[What needs to be done] As you look over the data below, please find each line where the word "title" appears, then copy it.

[Dataset]
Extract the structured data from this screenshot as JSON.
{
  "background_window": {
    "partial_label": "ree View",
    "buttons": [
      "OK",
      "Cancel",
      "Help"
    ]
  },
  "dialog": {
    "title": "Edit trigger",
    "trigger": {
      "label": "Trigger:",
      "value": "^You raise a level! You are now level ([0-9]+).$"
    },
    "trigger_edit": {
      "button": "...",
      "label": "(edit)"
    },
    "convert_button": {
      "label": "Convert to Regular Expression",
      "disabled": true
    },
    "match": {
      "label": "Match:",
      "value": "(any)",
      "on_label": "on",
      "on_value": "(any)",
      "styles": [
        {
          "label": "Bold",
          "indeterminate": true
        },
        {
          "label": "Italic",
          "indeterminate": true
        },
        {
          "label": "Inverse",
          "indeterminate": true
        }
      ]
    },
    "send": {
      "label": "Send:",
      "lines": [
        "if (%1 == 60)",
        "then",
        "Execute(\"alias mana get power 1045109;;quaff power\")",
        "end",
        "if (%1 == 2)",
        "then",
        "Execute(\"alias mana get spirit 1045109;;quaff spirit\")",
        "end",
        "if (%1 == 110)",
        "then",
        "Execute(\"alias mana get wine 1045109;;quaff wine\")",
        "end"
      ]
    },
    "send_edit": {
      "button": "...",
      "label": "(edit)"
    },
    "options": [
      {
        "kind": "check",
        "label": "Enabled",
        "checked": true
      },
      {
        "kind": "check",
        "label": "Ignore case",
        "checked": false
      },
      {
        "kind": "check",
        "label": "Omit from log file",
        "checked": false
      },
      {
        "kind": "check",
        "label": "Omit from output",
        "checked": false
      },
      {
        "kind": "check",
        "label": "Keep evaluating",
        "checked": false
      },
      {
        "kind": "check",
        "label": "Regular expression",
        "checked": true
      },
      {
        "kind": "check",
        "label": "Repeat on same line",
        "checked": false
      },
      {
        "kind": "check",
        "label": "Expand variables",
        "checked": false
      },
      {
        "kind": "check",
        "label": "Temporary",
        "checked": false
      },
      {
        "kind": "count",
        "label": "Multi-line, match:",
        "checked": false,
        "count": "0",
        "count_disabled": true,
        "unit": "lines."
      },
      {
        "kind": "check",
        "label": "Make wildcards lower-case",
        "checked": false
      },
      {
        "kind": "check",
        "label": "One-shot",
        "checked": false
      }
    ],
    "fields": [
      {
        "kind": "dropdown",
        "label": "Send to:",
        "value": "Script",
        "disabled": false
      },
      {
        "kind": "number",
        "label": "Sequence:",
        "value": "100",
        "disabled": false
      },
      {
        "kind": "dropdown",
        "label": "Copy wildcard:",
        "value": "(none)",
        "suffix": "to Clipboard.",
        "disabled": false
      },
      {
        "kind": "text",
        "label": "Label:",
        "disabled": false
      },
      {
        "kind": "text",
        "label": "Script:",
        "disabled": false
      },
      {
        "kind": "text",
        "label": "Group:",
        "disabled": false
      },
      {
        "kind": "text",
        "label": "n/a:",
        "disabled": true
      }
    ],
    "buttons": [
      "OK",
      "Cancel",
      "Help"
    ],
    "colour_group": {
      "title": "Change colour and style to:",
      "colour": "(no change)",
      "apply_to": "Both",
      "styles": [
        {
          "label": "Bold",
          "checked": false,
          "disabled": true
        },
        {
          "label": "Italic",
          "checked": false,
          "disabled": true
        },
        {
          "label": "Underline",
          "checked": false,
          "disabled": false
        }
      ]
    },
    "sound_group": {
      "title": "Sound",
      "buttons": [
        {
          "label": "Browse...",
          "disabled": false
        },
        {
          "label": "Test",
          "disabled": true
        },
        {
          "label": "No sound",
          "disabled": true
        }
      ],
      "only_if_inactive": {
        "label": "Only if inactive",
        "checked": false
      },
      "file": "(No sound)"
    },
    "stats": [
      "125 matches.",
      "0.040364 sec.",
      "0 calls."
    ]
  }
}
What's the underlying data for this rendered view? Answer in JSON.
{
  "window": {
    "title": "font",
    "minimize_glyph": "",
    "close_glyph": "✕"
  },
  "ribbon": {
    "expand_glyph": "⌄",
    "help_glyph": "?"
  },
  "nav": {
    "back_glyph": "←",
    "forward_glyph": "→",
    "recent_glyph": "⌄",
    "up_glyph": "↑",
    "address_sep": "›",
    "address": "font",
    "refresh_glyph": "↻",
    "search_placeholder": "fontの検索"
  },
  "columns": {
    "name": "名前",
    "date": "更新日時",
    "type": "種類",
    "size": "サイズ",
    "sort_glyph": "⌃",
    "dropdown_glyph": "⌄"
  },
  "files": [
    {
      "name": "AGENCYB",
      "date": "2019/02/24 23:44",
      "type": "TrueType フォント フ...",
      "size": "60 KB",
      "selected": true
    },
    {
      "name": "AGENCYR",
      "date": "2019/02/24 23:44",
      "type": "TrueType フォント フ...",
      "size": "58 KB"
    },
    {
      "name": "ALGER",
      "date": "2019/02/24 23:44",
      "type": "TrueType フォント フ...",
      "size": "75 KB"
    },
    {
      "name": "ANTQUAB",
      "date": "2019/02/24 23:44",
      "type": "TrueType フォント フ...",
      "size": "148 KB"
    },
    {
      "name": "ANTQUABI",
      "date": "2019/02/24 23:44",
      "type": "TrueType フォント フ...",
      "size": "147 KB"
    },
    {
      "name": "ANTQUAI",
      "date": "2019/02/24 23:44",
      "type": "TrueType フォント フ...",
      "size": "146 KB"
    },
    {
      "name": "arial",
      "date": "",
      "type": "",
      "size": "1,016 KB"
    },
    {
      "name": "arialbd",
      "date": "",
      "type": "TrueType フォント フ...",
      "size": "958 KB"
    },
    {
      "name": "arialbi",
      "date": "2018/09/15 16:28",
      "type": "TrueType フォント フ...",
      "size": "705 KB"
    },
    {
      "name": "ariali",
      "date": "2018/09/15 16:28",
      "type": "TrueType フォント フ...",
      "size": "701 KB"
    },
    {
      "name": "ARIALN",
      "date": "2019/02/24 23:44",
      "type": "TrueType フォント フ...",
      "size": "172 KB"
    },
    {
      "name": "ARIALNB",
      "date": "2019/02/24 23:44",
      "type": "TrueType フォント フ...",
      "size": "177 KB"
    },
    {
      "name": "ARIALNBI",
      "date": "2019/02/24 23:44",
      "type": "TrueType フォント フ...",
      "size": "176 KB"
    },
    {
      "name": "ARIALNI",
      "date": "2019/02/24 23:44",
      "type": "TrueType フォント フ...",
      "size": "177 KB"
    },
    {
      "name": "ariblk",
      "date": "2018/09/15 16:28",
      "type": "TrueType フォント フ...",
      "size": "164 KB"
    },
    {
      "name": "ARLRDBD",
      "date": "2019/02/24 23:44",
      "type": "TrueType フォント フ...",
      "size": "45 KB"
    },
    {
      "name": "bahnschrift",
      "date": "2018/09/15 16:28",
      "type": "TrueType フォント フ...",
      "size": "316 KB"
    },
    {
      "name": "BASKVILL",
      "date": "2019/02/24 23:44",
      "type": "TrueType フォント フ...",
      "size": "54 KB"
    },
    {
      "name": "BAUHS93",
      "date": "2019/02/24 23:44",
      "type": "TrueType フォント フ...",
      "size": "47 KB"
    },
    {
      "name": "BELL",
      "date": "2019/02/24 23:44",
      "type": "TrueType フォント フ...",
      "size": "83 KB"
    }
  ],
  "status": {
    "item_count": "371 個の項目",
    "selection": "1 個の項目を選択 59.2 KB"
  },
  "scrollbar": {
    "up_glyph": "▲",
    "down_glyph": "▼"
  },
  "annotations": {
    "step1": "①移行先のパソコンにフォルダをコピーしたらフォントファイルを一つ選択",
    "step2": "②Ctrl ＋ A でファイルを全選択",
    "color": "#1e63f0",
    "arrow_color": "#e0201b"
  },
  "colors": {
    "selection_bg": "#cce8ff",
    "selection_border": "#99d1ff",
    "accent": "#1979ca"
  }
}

[Reply]
    "title": "Edit trigger",
      "title": "Change colour and style to:",
      "title": "Sound",
    "title": "font",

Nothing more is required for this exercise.